Note each line of the entries that includes "اداره". Then copy those lines.

= = = = = = =

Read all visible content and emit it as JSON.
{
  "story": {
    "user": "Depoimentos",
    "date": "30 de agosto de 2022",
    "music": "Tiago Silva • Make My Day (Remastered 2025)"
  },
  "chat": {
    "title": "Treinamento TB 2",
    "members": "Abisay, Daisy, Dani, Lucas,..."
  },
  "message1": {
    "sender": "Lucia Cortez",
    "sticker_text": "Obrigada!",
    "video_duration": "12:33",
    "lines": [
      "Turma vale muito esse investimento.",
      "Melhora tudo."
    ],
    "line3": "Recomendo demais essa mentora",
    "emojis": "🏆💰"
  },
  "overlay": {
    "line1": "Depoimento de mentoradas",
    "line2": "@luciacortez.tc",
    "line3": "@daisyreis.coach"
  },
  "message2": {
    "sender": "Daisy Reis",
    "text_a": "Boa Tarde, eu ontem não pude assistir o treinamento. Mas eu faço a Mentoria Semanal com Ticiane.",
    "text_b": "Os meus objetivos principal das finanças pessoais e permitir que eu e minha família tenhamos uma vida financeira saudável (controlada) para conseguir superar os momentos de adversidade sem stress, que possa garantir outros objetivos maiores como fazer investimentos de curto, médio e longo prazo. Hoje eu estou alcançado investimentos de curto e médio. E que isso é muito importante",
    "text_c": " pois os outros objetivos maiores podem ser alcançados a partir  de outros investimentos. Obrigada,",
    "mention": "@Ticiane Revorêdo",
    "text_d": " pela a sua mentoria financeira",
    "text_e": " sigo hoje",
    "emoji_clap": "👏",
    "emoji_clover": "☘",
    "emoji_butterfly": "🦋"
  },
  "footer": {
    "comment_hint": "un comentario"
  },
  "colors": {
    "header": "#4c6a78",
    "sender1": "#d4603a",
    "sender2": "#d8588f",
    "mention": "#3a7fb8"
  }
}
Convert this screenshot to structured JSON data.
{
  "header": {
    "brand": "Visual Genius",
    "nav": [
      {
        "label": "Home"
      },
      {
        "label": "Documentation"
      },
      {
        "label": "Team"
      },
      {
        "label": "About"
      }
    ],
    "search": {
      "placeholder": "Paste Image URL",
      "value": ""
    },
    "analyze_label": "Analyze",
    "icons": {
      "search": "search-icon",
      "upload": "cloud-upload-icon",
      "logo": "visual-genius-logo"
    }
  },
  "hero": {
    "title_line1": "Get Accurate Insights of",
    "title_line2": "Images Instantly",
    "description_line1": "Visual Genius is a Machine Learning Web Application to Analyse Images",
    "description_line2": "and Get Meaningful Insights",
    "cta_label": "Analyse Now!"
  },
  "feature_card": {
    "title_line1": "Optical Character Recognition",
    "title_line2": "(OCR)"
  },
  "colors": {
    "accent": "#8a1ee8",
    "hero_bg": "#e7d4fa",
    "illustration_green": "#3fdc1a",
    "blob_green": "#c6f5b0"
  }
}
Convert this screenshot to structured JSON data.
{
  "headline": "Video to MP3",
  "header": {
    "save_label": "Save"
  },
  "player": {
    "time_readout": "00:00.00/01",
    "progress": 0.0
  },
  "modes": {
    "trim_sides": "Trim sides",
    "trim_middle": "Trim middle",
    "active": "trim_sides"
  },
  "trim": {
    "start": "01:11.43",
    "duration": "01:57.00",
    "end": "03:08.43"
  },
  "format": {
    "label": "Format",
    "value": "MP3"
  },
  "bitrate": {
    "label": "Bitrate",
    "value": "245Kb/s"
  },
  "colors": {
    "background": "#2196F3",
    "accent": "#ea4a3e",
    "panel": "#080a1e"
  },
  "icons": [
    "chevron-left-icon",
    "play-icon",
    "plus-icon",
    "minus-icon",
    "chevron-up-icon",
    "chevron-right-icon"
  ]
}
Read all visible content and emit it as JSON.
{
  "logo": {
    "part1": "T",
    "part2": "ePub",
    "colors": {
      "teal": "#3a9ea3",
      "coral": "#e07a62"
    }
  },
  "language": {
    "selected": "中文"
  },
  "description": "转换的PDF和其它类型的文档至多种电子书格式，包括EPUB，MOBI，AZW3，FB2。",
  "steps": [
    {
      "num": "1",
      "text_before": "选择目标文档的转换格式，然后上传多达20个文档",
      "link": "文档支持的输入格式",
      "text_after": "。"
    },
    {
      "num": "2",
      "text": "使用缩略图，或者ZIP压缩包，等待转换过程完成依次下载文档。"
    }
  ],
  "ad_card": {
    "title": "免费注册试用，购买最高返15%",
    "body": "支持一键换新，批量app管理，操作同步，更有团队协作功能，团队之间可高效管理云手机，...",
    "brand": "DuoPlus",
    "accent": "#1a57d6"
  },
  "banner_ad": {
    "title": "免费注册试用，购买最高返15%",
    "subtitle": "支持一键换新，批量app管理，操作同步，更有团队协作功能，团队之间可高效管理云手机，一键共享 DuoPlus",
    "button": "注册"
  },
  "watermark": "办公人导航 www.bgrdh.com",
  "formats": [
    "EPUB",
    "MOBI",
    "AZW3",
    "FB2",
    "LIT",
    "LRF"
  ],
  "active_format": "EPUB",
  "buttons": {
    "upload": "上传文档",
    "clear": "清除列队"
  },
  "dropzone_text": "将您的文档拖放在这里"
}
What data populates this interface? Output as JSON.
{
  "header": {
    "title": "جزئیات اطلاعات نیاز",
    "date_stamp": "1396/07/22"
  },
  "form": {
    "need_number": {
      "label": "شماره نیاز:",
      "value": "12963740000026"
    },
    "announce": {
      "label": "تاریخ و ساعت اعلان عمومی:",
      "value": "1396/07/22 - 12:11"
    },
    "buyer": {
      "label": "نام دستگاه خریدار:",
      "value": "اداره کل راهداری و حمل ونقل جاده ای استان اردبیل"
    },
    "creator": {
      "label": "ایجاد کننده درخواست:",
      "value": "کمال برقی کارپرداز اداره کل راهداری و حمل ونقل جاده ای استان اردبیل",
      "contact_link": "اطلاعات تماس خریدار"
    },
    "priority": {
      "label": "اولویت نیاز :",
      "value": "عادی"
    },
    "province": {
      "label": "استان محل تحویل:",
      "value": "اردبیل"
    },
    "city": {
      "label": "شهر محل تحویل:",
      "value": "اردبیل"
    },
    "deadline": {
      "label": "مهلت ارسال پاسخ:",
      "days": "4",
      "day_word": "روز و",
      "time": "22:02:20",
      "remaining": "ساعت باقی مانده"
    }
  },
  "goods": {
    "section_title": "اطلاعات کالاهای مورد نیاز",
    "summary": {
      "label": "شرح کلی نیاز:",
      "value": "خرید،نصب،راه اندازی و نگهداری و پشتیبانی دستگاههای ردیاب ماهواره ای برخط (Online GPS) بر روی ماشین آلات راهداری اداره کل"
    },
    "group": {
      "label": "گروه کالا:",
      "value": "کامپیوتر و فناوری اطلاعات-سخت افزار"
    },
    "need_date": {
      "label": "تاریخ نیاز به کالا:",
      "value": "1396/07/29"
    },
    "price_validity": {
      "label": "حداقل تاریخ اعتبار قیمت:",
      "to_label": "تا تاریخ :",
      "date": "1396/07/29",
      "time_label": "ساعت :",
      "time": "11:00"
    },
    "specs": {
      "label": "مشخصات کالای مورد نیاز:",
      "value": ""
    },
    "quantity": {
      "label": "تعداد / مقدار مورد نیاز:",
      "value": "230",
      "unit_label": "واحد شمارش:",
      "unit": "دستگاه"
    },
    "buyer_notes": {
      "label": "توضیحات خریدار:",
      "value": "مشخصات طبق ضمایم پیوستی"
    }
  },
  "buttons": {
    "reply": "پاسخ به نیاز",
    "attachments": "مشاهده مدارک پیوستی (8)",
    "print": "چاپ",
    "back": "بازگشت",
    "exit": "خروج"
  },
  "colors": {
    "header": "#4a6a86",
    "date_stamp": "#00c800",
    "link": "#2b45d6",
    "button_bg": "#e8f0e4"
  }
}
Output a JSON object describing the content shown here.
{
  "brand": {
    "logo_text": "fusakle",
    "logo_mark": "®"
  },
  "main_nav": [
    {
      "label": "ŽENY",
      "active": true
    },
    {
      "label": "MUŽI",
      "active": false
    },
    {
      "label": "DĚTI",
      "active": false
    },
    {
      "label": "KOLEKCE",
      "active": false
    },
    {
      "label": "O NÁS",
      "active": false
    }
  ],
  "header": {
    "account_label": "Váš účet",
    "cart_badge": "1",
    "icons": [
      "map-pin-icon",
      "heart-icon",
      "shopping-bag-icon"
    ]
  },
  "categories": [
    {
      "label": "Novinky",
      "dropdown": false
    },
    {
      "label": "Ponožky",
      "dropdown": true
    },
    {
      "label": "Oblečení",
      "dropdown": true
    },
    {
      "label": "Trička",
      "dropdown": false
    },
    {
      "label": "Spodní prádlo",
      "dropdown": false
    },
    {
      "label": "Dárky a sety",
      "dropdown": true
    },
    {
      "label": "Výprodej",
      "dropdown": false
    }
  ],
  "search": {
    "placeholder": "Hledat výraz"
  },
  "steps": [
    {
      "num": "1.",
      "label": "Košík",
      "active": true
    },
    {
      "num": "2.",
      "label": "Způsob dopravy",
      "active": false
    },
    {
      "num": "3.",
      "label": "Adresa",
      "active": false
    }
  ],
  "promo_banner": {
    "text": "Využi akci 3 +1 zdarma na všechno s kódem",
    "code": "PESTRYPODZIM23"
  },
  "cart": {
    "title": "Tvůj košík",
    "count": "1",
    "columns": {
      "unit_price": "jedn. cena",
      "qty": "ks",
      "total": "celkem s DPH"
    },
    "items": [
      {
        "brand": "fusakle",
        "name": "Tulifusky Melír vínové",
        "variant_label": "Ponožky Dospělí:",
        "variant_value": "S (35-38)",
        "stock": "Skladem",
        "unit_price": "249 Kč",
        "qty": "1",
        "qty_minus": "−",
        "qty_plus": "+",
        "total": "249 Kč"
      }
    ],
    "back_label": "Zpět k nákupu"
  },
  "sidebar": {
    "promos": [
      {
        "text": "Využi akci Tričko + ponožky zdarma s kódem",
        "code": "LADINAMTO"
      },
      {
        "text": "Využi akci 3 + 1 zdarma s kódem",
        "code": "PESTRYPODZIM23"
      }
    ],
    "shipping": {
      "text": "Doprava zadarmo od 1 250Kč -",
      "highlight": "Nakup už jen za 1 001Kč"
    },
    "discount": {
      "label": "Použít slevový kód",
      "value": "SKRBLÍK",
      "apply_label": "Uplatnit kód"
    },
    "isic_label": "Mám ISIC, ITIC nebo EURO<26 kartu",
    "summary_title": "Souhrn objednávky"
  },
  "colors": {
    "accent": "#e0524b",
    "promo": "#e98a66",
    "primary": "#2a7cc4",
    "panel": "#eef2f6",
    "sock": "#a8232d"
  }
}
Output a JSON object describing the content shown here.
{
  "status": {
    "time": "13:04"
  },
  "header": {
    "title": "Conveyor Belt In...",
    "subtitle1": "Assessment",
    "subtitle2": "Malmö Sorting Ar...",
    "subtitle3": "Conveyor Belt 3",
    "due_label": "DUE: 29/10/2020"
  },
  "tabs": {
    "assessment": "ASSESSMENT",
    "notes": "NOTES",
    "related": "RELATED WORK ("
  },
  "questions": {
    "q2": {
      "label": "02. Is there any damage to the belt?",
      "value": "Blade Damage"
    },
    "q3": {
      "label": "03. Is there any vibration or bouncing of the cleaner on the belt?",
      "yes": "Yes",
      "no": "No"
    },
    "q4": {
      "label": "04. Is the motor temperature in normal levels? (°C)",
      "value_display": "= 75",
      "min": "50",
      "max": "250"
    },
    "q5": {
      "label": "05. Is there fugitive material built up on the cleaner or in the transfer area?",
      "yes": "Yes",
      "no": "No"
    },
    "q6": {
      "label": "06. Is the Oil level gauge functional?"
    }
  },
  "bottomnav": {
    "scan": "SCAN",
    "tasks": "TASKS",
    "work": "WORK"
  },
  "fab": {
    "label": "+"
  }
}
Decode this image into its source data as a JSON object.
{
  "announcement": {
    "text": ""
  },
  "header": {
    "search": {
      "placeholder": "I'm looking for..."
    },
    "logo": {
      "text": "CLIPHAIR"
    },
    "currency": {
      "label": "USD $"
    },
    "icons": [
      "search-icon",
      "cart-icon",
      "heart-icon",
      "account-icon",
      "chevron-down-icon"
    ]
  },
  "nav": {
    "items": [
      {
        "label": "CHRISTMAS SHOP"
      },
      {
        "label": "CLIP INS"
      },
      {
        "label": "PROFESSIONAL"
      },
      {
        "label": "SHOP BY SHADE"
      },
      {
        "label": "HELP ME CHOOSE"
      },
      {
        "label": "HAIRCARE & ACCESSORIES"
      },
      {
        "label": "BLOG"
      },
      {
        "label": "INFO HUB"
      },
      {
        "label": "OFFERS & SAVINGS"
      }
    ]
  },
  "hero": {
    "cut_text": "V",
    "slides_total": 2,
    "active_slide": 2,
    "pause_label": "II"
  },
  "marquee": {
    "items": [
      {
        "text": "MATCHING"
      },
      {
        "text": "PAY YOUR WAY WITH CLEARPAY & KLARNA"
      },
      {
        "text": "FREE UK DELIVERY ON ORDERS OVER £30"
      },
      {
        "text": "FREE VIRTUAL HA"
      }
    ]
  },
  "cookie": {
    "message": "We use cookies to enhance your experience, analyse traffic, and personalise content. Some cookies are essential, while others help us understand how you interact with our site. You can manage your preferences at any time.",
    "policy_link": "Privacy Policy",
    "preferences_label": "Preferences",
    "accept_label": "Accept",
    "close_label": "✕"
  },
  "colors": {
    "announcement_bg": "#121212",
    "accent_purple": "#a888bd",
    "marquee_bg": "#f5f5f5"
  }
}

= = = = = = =

## [Written solution]
      "value": "اداره کل راهداری و حمل ونقل جاده ای استان اردبیل"
      "value": "کمال برقی کارپرداز اداره کل راهداری و حمل ونقل جاده ای استان اردبیل",
      "value": "خرید،نصب،راه اندازی و نگهداری و پشتیبانی دستگاههای ردیاب ماهواره ای برخط (Online GPS) بر روی ماشین آلات راهداری اداره کل"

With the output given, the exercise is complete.